Source material:
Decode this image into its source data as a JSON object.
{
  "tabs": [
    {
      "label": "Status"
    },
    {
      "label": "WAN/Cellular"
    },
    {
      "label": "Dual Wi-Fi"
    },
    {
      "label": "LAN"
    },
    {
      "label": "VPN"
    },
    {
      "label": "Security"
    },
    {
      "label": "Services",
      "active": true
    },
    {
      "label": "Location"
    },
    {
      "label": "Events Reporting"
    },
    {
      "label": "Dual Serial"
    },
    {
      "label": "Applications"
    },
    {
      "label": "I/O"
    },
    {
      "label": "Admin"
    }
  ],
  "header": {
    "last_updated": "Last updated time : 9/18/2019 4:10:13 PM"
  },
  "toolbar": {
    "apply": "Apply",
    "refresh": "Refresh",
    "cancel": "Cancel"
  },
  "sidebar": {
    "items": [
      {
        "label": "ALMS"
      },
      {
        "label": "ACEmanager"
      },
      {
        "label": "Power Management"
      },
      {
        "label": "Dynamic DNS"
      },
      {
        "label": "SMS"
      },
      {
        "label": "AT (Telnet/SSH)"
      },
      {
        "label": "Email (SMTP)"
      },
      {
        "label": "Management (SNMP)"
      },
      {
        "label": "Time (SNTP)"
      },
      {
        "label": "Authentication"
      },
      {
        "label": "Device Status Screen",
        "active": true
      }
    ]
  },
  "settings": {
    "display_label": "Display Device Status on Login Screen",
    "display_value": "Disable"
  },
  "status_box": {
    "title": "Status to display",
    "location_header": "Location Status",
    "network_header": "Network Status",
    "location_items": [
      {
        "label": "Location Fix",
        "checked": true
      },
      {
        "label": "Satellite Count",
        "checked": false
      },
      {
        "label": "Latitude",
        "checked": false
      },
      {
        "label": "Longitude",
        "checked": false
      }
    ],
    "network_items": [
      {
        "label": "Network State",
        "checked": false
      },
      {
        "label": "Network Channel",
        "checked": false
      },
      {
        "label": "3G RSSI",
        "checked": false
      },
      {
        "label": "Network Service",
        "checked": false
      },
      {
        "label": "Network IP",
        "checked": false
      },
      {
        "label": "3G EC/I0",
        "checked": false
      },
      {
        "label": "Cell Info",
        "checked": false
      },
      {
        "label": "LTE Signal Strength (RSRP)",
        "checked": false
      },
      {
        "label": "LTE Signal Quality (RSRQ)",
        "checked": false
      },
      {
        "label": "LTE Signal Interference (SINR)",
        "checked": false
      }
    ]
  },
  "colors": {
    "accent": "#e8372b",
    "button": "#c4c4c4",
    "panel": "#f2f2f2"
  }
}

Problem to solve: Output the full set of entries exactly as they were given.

Problem solution:
Decode this image into its source data as a JSON object.
{
  "tabs": [
    {
      "label": "Status"
    },
    {
      "label": "WAN/Cellular"
    },
    {
      "label": "Dual Wi-Fi"
    },
    {
      "label": "LAN"
    },
    {
      "label": "VPN"
    },
    {
      "label": "Security"
    },
    {
      "label": "Services",
      "active": true
    },
    {
      "label": "Location"
    },
    {
      "label": "Events Reporting"
    },
    {
      "label": "Dual Serial"
    },
    {
      "label": "Applications"
    },
    {
      "label": "I/O"
    },
    {
      "label": "Admin"
    }
  ],
  "header": {
    "last_updated": "Last updated time : 9/18/2019 4:10:13 PM"
  },
  "toolbar": {
    "apply": "Apply",
    "refresh": "Refresh",
    "cancel": "Cancel"
  },
  "sidebar": {
    "items": [
      {
        "label": "ALMS"
      },
      {
        "label": "ACEmanager"
      },
      {
        "label": "Power Management"
      },
      {
        "label": "Dynamic DNS"
      },
      {
        "label": "SMS"
      },
      {
        "label": "AT (Telnet/SSH)"
      },
      {
        "label": "Email (SMTP)"
      },
      {
        "label": "Management (SNMP)"
      },
      {
        "label": "Time (SNTP)"
      },
      {
        "label": "Authentication"
      },
      {
        "label": "Device Status Screen",
        "active": true
      }
    ]
  },
  "settings": {
    "display_label": "Display Device Status on Login Screen",
    "display_value": "Disable"
  },
  "status_box": {
    "title": "Status to display",
    "location_header": "Location Status",
    "network_header": "Network Status",
    "location_items": [
      {
        "label": "Location Fix",
        "checked": true
      },
      {
        "label": "Satellite Count",
        "checked": false
      },
      {
        "label": "Latitude",
        "checked": false
      },
      {
        "label": "Longitude",
        "checked": false
      }
    ],
    "network_items": [
      {
        "label": "Network State",
        "checked": false
      },
      {
        "label": "Network Channel",
        "checked": false
      },
      {
        "label": "3G RSSI",
        "checked": false
      },
      {
        "label": "Network Service",
        "checked": false
      },
      {
        "label": "Network IP",
        "checked": false
      },
      {
        "label": "3G EC/I0",
        "checked": false
      },
      {
        "label": "Cell Info",
        "checked": false
      },
      {
        "label": "LTE Signal Strength (RSRP)",
        "checked": false
      },
      {
        "label": "LTE Signal Quality (RSRQ)",
        "checked": false
      },
      {
        "label": "LTE Signal Interference (SINR)",
        "checked": false
      }
    ]
  },
  "colors": {
    "accent": "#e8372b",
    "button": "#c4c4c4",
    "panel": "#f2f2f2"
  }
}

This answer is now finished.